The presence of the extra X chromosome occurs by chance through a process called non-disjunction. During maturation and development, sperm and egg cells (gametes) undergo a series of divisions (meiosis) that ends with each gamete having only one copy of each chromosome (23 total chromosomes). Thus, upon the union of one egg and one sperm, the resulting embryo will have 2 copies of each chromosome - a complete set. However, random errors during these divisions (non-disjunction) can cause unequal distribution of chromosomes to sperm and egg cells. Klinefelter syndrome is caused by an extra sex chromosome in a parent's egg or sperm (XX or XY) which then gains another sex chromosome (Y or X, respectively) during fertilization, resulting in an embryo that is XXY.
Non-disjunction is a sporadic, random event that causes Klinefelter syndrome and is therefore not inherited; if you have one child with Klinefelter syndrome, your risk for having another child with the condition is not increased above the baseline population risk. Men with Klinefelter syndrome who wish to father children through assisted reproductive technology are not at increased risk of producing sperm with extra copies of the sex chromosomes.
Infertility and Assisted Reproductive Technology
Achieving a pregnancy was previously not thought possible in many men with Klinefelter syndrome, as these men do not have sperm in their semen (azoospermia). However, through assisted reproductive technology, doctors can find sperm by means of microsurgical testicular sperm extraction (TESE). This involves taking a microscopic testicular biopsy near the site of sperm production; if a man's sperm can be extracted from this biopsy, the sperm can be used to fertilize his partner's eggs in a procedure called in vitro fertilization with intracytoplasmic sperm injection (IVF with ICSI). Because the sperm have not yet fully matured, they do not move efficiently and are incapable of fertilizing an egg on their own.
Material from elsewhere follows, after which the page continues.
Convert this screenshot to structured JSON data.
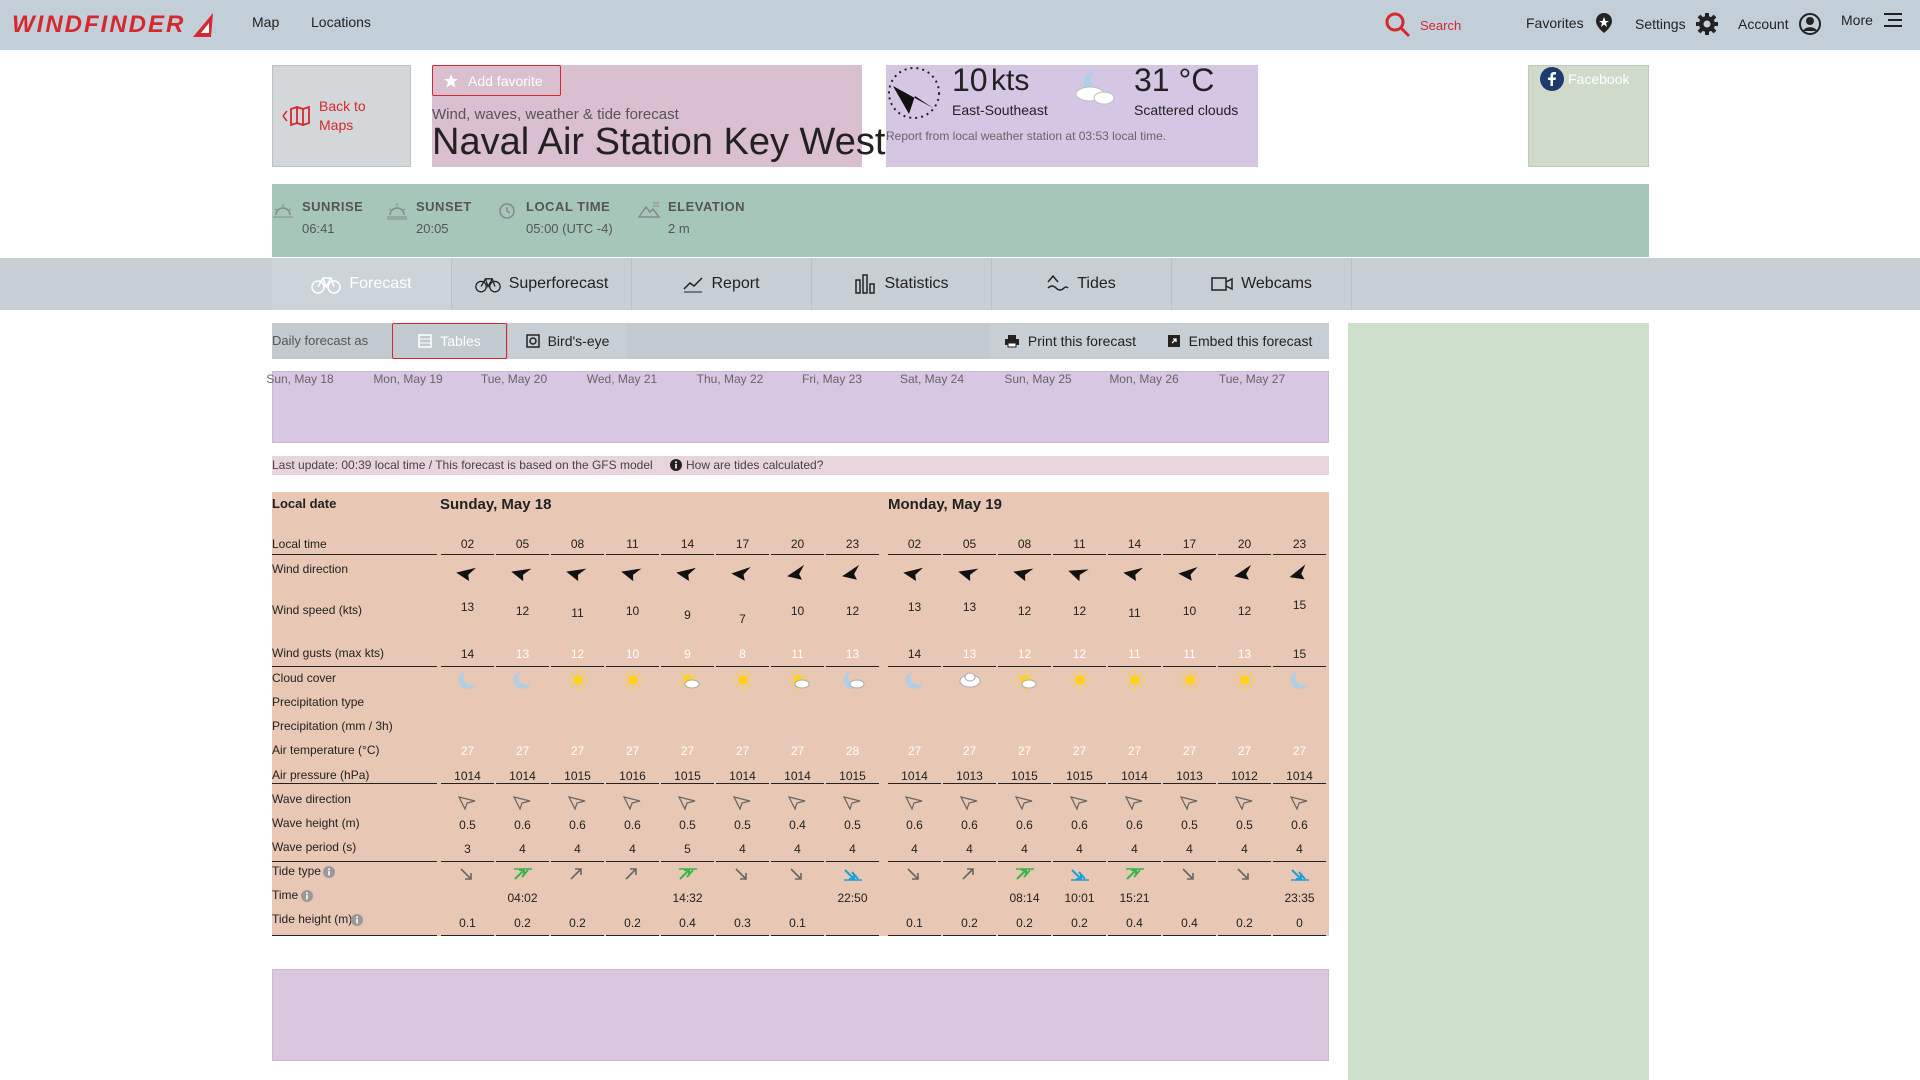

ICSI therefore allows for the direct injection of a sperm into an egg extracted from the mother, which can then grow, mature and ultimately be implanted into the mother.
- Genetics Home Reference, 2013 https://ghr.nlm.nih.gov/condition/klinefelter-syndrome#statistics
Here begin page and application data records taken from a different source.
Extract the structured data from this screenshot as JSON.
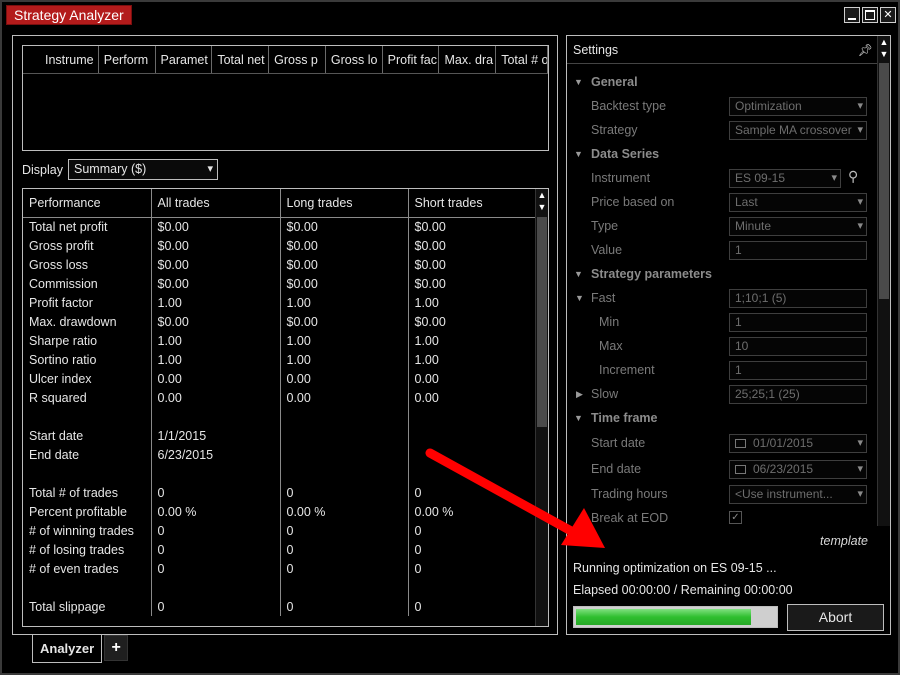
{
  "window": {
    "title": "Strategy Analyzer",
    "buttons": [
      "minimize-icon",
      "maximize-icon",
      "close-icon"
    ]
  },
  "results_grid": {
    "columns": [
      "Instrume",
      "Perform",
      "Paramet",
      "Total net",
      "Gross p",
      "Gross lo",
      "Profit fac",
      "Max. dra",
      "Total # o"
    ]
  },
  "display": {
    "label": "Display",
    "value": "Summary ($)"
  },
  "performance": {
    "headers": [
      "Performance",
      "All trades",
      "Long trades",
      "Short trades"
    ],
    "rows": [
      [
        "Total net profit",
        "$0.00",
        "$0.00",
        "$0.00"
      ],
      [
        "Gross profit",
        "$0.00",
        "$0.00",
        "$0.00"
      ],
      [
        "Gross loss",
        "$0.00",
        "$0.00",
        "$0.00"
      ],
      [
        "Commission",
        "$0.00",
        "$0.00",
        "$0.00"
      ],
      [
        "Profit factor",
        "1.00",
        "1.00",
        "1.00"
      ],
      [
        "Max. drawdown",
        "$0.00",
        "$0.00",
        "$0.00"
      ],
      [
        "Sharpe ratio",
        "1.00",
        "1.00",
        "1.00"
      ],
      [
        "Sortino ratio",
        "1.00",
        "1.00",
        "1.00"
      ],
      [
        "Ulcer index",
        "0.00",
        "0.00",
        "0.00"
      ],
      [
        "R squared",
        "0.00",
        "0.00",
        "0.00"
      ],
      [
        "",
        "",
        "",
        ""
      ],
      [
        "Start date",
        "1/1/2015",
        "",
        ""
      ],
      [
        "End date",
        "6/23/2015",
        "",
        ""
      ],
      [
        "",
        "",
        "",
        ""
      ],
      [
        "Total # of trades",
        "0",
        "0",
        "0"
      ],
      [
        "Percent profitable",
        "0.00 %",
        "0.00 %",
        "0.00 %"
      ],
      [
        "# of winning trades",
        "0",
        "0",
        "0"
      ],
      [
        "# of losing trades",
        "0",
        "0",
        "0"
      ],
      [
        "# of even trades",
        "0",
        "0",
        "0"
      ],
      [
        "",
        "",
        "",
        ""
      ],
      [
        "Total slippage",
        "0",
        "0",
        "0"
      ]
    ]
  },
  "tabs": {
    "active": "Analyzer",
    "add": "+"
  },
  "settings": {
    "title": "Settings",
    "general": {
      "label": "General",
      "backtest_type_label": "Backtest type",
      "backtest_type": "Optimization",
      "strategy_label": "Strategy",
      "strategy": "Sample MA crossover"
    },
    "data_series": {
      "label": "Data Series",
      "instrument_label": "Instrument",
      "instrument": "ES 09-15",
      "price_based_on_label": "Price based on",
      "price_based_on": "Last",
      "type_label": "Type",
      "type": "Minute",
      "value_label": "Value",
      "value": "1"
    },
    "strategy_params": {
      "label": "Strategy parameters",
      "fast_label": "Fast",
      "fast": "1;10;1 (5)",
      "min_label": "Min",
      "min": "1",
      "max_label": "Max",
      "max": "10",
      "increment_label": "Increment",
      "increment": "1",
      "slow_label": "Slow",
      "slow": "25;25;1 (25)"
    },
    "time_frame": {
      "label": "Time frame",
      "start_date_label": "Start date",
      "start_date": "01/01/2015",
      "end_date_label": "End date",
      "end_date": "06/23/2015",
      "trading_hours_label": "Trading hours",
      "trading_hours": "<Use instrument...",
      "break_eod_label": "Break at EOD",
      "break_eod_check": "✓"
    },
    "template": "template"
  },
  "status": {
    "line1": "Running optimization on ES 09-15 ...",
    "line2": "Elapsed 00:00:00 / Remaining 00:00:00",
    "progress": 0.88
  },
  "abort_label": "Abort",
  "colors": {
    "title_bg": "#b31b1b",
    "progress_fill": "#2fbf2f",
    "arrow": "#ff0000"
  }
}
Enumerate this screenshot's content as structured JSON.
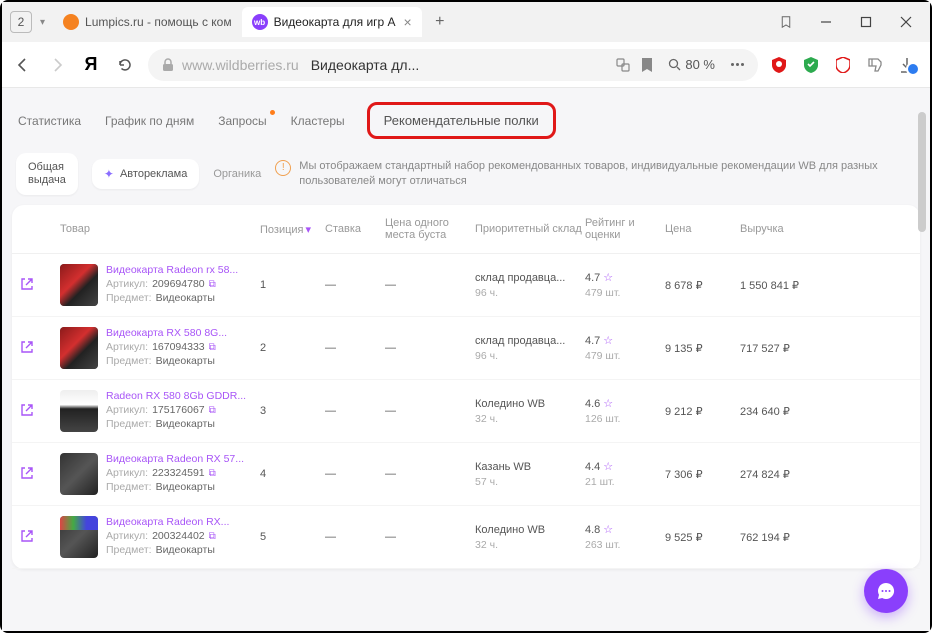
{
  "browser": {
    "tab_count": "2",
    "tabs": [
      {
        "favicon": "#f58220",
        "title": "Lumpics.ru - помощь с ком"
      },
      {
        "favicon": "#8a3ffc",
        "title": "Видеокарта для игр А"
      }
    ],
    "url_host": "www.wildberries.ru",
    "url_title": "Видеокарта дл...",
    "zoom": "80 %"
  },
  "subtabs": {
    "stats": "Статистика",
    "daily": "График по дням",
    "queries": "Запросы",
    "clusters": "Кластеры",
    "recs": "Рекомендательные полки"
  },
  "filters": {
    "all": "Общая\nвыдача",
    "auto": "Автореклама",
    "organic": "Органика",
    "banner": "Мы отображаем стандартный набор рекомендованных товаров, индивидуальные рекомендации WB для разных пользователей могут отличаться"
  },
  "table": {
    "headers": {
      "product": "Товар",
      "position": "Позиция",
      "rate": "Ставка",
      "boost_price": "Цена одного места буста",
      "priority": "Приоритетный склад",
      "rating": "Рейтинг и оценки",
      "price": "Цена",
      "revenue": "Выручка"
    },
    "labels": {
      "sku": "Артикул:",
      "subject": "Предмет:",
      "subject_val": "Видеокарты"
    },
    "rows": [
      {
        "thumb": "red",
        "name": "Видеокарта Radeon rx 58...",
        "sku": "209694780",
        "pos": "1",
        "rate": "—",
        "boost": "—",
        "wh": "склад продавца...",
        "wh2": "96 ч.",
        "rating": "4.7",
        "reviews": "479 шт.",
        "price": "8 678 ₽",
        "revenue": "1 550 841 ₽"
      },
      {
        "thumb": "red",
        "name": "Видеокарта RX 580 8G...",
        "sku": "167094333",
        "pos": "2",
        "rate": "—",
        "boost": "—",
        "wh": "склад продавца...",
        "wh2": "96 ч.",
        "rating": "4.7",
        "reviews": "479 шт.",
        "price": "9 135 ₽",
        "revenue": "717 527 ₽"
      },
      {
        "thumb": "white",
        "name": "Radeon RX 580 8Gb GDDR...",
        "sku": "175176067",
        "pos": "3",
        "rate": "—",
        "boost": "—",
        "wh": "Коледино WB",
        "wh2": "32 ч.",
        "rating": "4.6",
        "reviews": "126 шт.",
        "price": "9 212 ₽",
        "revenue": "234 640 ₽"
      },
      {
        "thumb": "",
        "name": "Видеокарта Radeon RX 57...",
        "sku": "223324591",
        "pos": "4",
        "rate": "—",
        "boost": "—",
        "wh": "Казань WB",
        "wh2": "57 ч.",
        "rating": "4.4",
        "reviews": "21 шт.",
        "price": "7 306 ₽",
        "revenue": "274 824 ₽"
      },
      {
        "thumb": "colorful",
        "name": "Видеокарта Radeon RX...",
        "sku": "200324402",
        "pos": "5",
        "rate": "—",
        "boost": "—",
        "wh": "Коледино WB",
        "wh2": "32 ч.",
        "rating": "4.8",
        "reviews": "263 шт.",
        "price": "9 525 ₽",
        "revenue": "762 194 ₽"
      }
    ]
  }
}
- Visootsak J, Aylstock M, Graham JM Jr. Klinefelter syndrome and its variants: an update and review for the primary pediatrician. Clin Pediatr (Phila). 2001 Dec;40(12):639-51. Review.
- Frühmesser A, Kotzot D. Chromosomal variants in klinefelter syndrome. Sex Dev. 2011;5(3):109-23. doi: 10.1159/000327324. Epub 2011 Apr 29. Review.
- Tartaglia N, Ayari N, Howell S, D'Epagnier C, Zeitler P. 48,XXYY, 48,XXXY and 49,XXXXY syndromes: not just variants of Klinefelter syndrome. Acta Paediatr. 2011 Jun;100(6):851-60. doi: 10.1111/j.1651-2227.2011.02235.x. Epub 2011 Apr 8. Review.
- Bergère M, Wainer R, Nataf V, et al. Biopsied testis cells of four 47,XXY patients: fluorescence in‐situ hybridization and ICSI results. Hum Reprod. 2002;17:32‐37